[TASK PROMPT]: Report how many lines below include "data", giving the figure alone.
+ + + +
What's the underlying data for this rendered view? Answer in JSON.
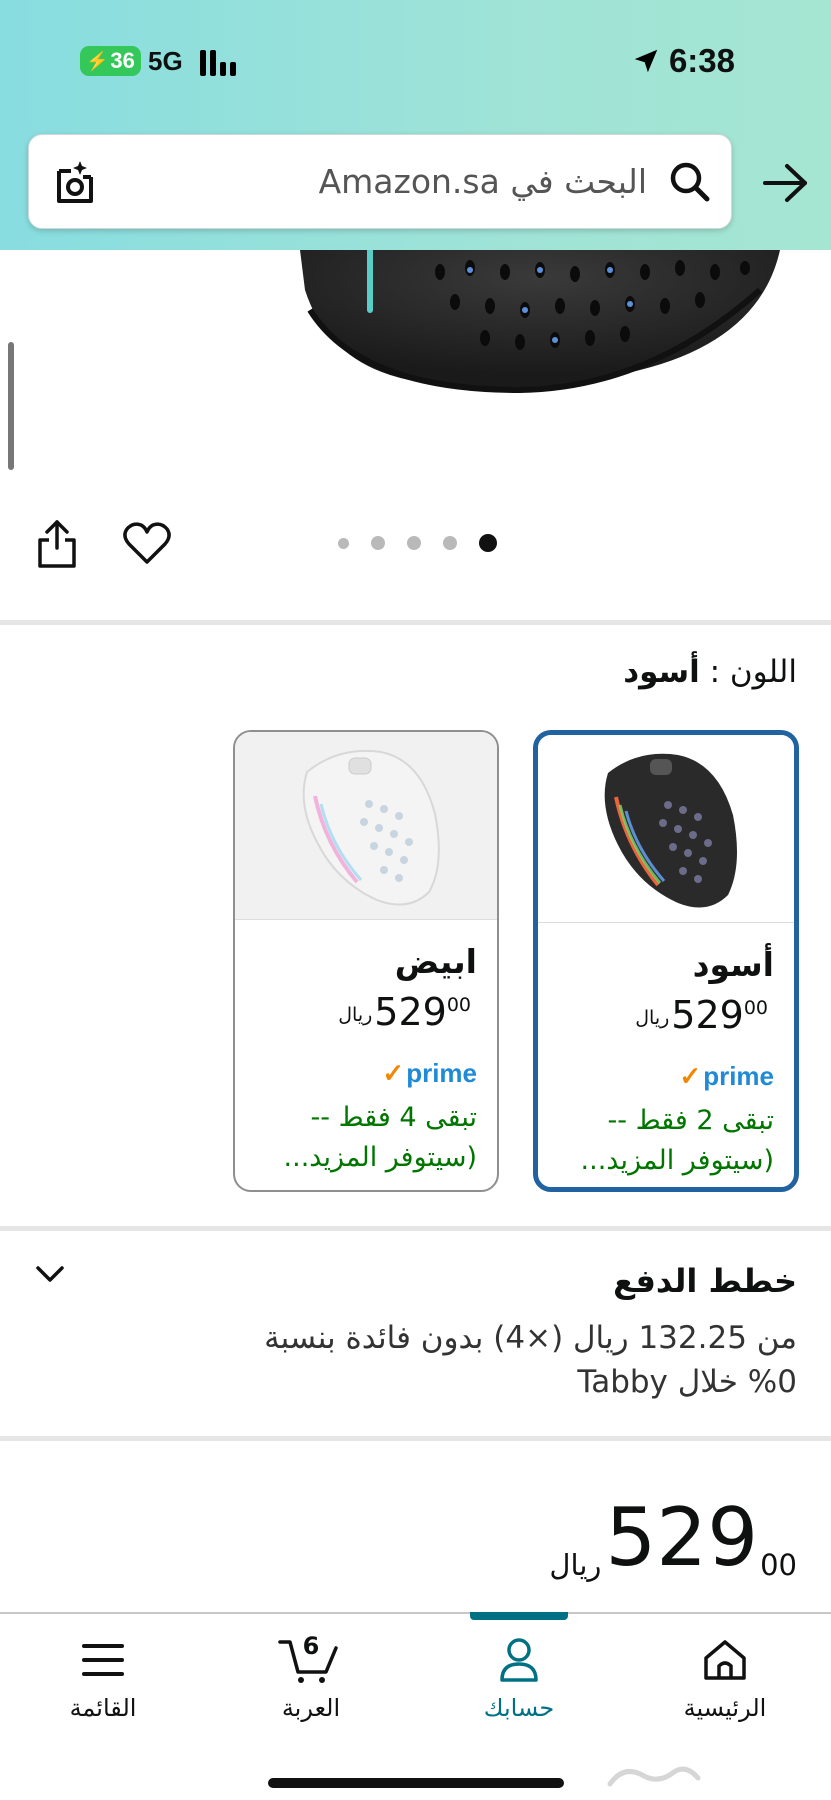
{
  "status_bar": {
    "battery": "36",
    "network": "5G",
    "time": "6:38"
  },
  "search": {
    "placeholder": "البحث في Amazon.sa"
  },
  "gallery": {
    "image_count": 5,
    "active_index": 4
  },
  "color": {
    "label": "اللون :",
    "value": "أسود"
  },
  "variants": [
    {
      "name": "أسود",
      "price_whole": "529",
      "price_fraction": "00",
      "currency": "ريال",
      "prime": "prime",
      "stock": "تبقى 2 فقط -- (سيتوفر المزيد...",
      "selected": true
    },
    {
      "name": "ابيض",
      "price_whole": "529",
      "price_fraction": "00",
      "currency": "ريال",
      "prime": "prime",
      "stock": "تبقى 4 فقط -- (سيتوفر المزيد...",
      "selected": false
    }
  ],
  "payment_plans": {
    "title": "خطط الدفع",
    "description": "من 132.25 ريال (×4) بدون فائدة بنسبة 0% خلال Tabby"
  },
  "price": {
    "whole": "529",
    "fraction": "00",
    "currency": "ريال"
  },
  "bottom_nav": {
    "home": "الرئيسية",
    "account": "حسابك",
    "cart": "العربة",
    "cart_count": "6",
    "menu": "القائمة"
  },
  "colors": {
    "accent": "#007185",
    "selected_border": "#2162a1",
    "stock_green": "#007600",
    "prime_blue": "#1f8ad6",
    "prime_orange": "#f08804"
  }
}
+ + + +
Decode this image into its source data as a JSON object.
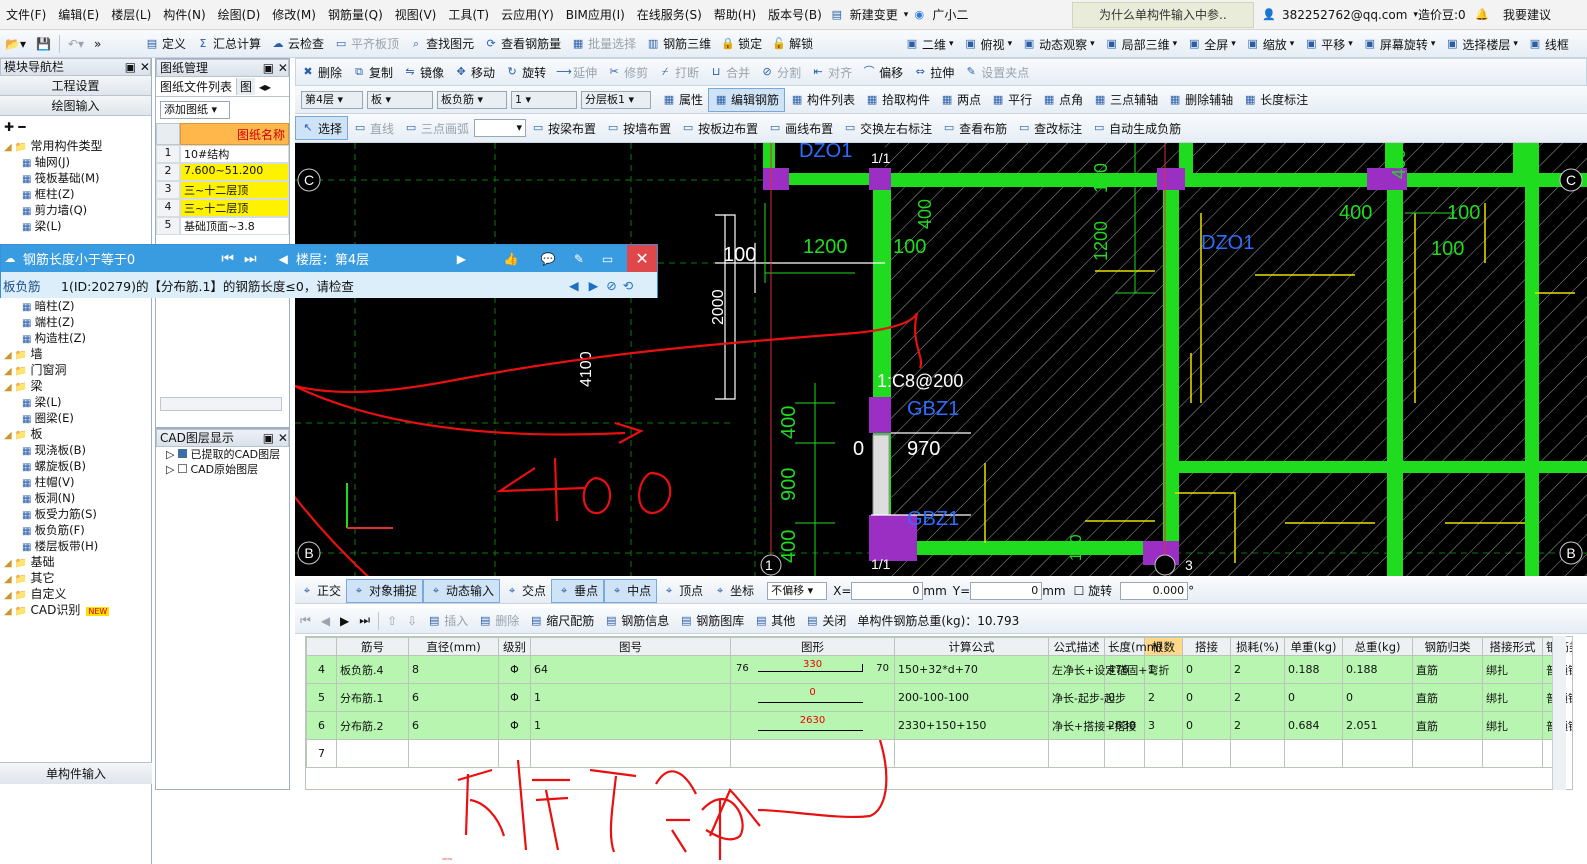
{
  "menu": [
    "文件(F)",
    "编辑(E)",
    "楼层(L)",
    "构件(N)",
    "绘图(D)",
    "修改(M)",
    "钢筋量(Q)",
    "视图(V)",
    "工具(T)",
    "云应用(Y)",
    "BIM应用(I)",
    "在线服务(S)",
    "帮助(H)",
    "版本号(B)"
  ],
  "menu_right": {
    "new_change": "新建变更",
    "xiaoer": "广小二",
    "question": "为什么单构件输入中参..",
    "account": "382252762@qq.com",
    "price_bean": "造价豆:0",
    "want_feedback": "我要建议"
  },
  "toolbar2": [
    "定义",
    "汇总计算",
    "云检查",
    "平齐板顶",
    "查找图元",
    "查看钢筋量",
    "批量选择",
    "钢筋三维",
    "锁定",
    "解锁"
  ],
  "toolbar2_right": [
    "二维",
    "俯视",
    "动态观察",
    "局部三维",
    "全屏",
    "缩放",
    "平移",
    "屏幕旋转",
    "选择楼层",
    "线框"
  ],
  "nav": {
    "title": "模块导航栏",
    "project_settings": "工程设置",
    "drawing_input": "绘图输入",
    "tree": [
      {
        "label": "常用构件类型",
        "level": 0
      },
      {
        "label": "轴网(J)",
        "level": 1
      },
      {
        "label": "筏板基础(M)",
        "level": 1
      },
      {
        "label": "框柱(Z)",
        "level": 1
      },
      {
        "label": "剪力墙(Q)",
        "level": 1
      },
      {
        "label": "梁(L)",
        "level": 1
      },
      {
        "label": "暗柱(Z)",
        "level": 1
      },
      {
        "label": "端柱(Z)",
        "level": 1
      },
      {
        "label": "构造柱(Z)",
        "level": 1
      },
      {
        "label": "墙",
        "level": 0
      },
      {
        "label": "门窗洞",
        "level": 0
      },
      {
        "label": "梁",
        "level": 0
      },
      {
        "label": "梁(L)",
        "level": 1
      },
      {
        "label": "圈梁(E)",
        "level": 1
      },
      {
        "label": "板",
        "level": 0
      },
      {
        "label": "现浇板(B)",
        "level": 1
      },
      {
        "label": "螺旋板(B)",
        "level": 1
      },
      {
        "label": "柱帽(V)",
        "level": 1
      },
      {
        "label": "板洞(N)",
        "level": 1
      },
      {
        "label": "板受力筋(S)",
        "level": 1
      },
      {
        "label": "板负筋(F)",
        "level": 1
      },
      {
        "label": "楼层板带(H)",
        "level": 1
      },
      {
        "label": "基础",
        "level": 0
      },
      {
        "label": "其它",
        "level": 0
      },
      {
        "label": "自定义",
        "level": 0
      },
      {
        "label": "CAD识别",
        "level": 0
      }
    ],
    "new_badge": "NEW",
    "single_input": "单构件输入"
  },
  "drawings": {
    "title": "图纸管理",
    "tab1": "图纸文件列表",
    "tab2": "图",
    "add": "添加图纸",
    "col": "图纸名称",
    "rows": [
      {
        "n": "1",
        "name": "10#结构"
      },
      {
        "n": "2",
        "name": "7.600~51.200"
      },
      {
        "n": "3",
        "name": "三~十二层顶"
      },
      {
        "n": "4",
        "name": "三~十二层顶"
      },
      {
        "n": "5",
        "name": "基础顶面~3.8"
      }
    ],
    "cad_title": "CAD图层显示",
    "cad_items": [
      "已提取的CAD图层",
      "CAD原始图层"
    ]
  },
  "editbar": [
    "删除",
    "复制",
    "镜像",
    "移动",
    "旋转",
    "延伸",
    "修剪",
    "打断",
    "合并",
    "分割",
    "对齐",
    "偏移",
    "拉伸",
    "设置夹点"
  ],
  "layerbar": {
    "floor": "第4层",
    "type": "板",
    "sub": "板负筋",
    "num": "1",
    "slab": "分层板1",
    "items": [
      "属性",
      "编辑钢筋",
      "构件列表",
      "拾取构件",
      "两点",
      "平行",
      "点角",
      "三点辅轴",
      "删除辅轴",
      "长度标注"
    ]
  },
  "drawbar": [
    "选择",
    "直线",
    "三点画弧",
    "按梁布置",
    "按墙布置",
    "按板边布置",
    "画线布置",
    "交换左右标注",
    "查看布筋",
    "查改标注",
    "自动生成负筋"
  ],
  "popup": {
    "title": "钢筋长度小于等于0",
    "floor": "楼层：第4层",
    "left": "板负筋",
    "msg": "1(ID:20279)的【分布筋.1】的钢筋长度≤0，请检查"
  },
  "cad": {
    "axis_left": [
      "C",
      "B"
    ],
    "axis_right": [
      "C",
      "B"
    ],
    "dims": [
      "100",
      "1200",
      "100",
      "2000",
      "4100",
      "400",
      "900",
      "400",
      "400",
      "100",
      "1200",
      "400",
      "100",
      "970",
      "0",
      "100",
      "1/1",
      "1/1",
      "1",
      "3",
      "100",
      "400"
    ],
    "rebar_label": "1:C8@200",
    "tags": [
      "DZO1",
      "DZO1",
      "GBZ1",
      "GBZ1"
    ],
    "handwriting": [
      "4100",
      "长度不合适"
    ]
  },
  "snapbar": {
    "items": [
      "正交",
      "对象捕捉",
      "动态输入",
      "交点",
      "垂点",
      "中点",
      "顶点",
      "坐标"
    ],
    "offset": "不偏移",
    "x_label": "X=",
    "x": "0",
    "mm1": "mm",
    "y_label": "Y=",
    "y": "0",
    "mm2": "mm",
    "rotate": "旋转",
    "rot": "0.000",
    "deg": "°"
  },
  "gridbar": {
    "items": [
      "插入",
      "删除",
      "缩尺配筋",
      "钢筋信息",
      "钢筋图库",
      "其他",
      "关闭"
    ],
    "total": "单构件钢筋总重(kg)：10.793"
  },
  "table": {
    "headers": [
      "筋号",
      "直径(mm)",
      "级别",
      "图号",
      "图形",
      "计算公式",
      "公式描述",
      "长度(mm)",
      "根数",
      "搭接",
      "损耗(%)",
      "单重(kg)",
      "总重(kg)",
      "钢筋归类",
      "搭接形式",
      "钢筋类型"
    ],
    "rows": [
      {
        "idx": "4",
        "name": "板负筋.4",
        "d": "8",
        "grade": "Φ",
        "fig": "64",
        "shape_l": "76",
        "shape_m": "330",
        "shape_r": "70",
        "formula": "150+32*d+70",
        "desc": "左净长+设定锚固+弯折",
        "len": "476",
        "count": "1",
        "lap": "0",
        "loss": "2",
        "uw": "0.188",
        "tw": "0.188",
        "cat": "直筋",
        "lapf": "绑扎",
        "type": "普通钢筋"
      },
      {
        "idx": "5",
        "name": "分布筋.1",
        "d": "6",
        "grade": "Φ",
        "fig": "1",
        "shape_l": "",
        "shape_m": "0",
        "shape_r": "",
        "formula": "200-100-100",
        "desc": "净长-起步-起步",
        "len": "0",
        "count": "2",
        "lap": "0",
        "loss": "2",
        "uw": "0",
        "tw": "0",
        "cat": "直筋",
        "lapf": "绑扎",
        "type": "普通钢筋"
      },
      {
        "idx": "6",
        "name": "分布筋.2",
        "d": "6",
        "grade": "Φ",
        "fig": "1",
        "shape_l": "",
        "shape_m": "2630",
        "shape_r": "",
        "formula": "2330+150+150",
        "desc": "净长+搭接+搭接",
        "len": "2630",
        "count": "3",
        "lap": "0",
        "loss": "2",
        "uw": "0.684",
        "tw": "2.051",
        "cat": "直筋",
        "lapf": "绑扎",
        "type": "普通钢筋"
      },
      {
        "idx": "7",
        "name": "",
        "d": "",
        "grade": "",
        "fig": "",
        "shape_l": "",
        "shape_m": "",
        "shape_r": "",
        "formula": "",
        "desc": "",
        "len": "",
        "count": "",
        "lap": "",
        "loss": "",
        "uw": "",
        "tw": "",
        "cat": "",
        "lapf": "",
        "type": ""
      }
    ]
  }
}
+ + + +
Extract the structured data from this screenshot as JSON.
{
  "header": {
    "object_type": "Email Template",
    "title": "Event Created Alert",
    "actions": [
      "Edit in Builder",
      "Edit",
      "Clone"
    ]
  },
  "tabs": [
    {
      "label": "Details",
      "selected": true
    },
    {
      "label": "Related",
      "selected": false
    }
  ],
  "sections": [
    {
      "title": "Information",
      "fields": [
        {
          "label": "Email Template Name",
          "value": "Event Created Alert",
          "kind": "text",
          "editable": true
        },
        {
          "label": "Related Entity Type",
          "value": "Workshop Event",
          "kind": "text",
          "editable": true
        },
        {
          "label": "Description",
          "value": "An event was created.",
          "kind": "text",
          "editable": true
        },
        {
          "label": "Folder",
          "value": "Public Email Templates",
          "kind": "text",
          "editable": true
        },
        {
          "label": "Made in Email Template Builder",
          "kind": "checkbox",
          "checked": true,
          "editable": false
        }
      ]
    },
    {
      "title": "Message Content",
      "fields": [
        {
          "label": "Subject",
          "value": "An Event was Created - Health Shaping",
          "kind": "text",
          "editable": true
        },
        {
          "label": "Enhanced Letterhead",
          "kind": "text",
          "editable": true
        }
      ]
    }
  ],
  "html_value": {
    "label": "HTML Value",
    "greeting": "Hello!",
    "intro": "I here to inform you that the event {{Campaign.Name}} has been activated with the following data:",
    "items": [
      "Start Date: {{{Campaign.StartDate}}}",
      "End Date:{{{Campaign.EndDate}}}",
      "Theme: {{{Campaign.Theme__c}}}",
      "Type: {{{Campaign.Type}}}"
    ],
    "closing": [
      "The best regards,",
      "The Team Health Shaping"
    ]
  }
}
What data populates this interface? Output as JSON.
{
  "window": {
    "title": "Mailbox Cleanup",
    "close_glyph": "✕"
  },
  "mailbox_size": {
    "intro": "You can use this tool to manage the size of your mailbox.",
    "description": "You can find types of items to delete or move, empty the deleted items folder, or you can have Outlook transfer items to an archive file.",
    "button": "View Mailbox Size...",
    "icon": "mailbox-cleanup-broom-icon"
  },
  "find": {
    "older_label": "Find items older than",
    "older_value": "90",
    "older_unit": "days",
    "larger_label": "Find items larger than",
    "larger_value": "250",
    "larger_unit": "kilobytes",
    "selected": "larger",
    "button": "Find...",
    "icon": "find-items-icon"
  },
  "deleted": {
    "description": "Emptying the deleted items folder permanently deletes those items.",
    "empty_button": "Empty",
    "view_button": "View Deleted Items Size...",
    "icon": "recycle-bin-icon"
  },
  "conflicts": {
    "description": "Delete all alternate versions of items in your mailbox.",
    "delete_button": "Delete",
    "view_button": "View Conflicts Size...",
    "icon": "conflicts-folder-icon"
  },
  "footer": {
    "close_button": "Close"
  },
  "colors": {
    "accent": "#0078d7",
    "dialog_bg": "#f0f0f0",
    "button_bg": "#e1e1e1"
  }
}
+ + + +
[TASK OUTPUT]: 5